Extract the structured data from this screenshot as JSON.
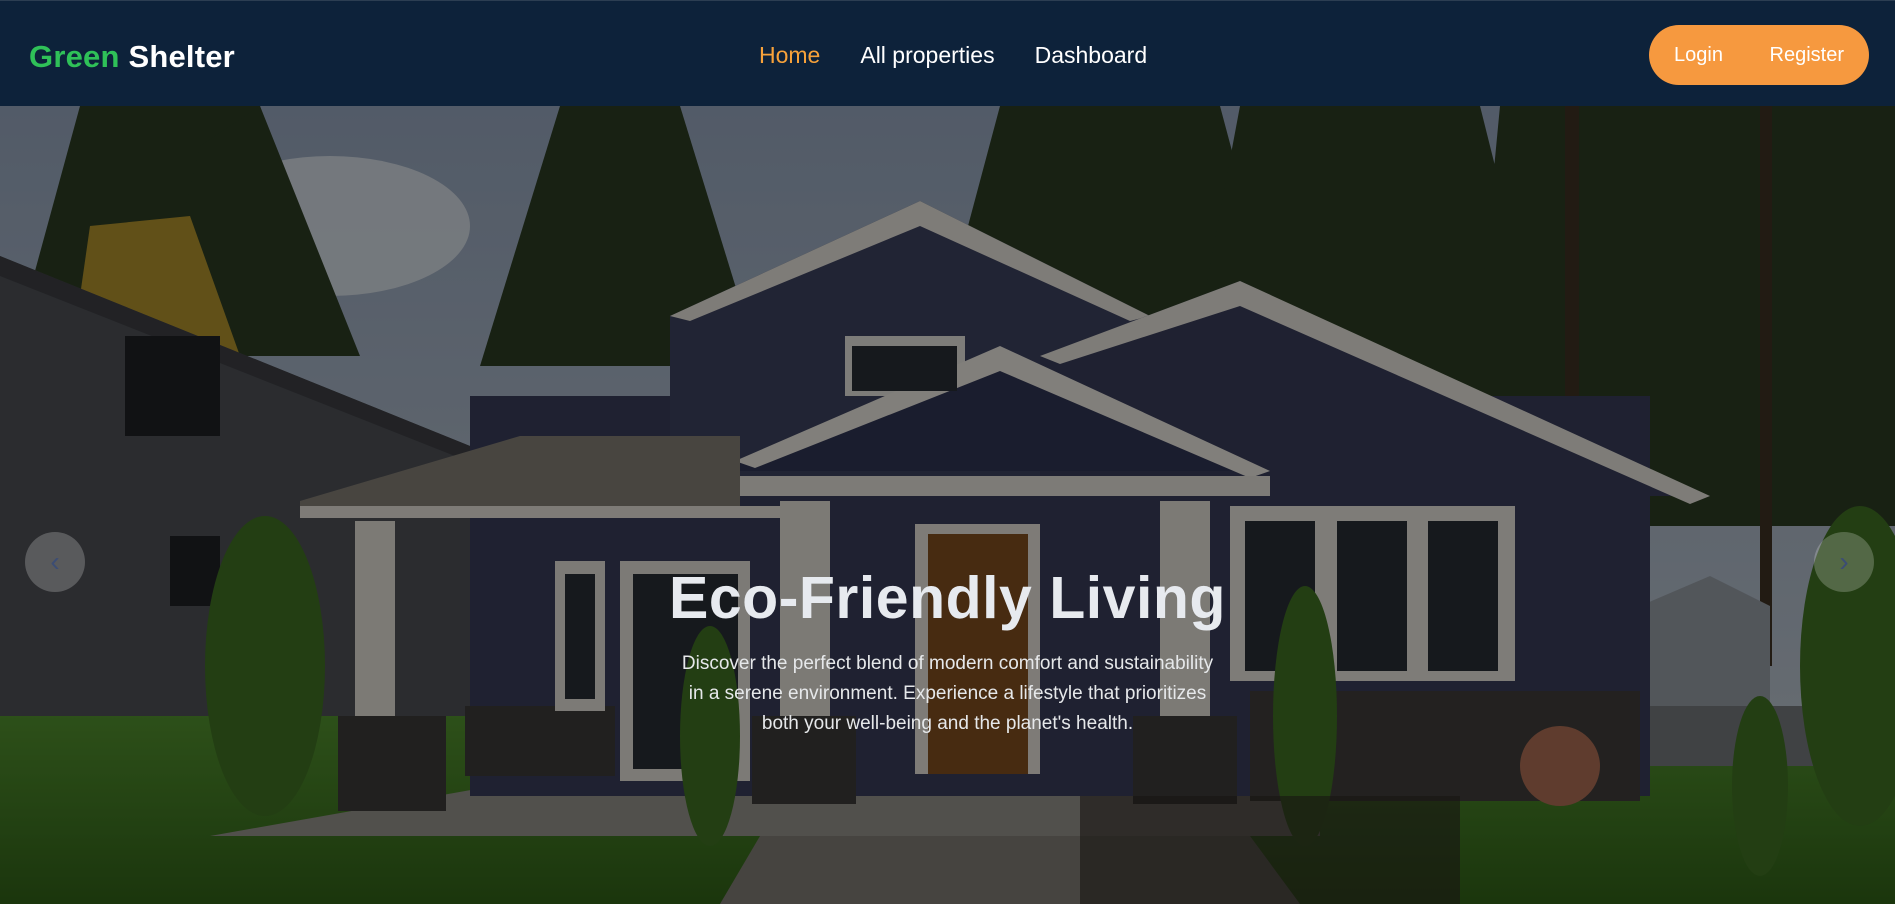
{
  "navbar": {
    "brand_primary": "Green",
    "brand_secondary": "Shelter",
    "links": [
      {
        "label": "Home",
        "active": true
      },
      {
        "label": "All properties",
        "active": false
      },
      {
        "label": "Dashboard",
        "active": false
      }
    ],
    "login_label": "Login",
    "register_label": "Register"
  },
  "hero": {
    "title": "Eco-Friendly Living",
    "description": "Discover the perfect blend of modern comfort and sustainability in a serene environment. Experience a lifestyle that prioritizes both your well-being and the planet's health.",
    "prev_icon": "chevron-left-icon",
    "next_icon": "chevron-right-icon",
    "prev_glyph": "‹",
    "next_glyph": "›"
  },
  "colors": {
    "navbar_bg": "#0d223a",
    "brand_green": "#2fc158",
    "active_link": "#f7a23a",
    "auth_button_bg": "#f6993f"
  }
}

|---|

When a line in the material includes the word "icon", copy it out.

Result of the exercise =>
    "prev_icon": "chevron-left-icon",
    "next_icon": "chevron-right-icon",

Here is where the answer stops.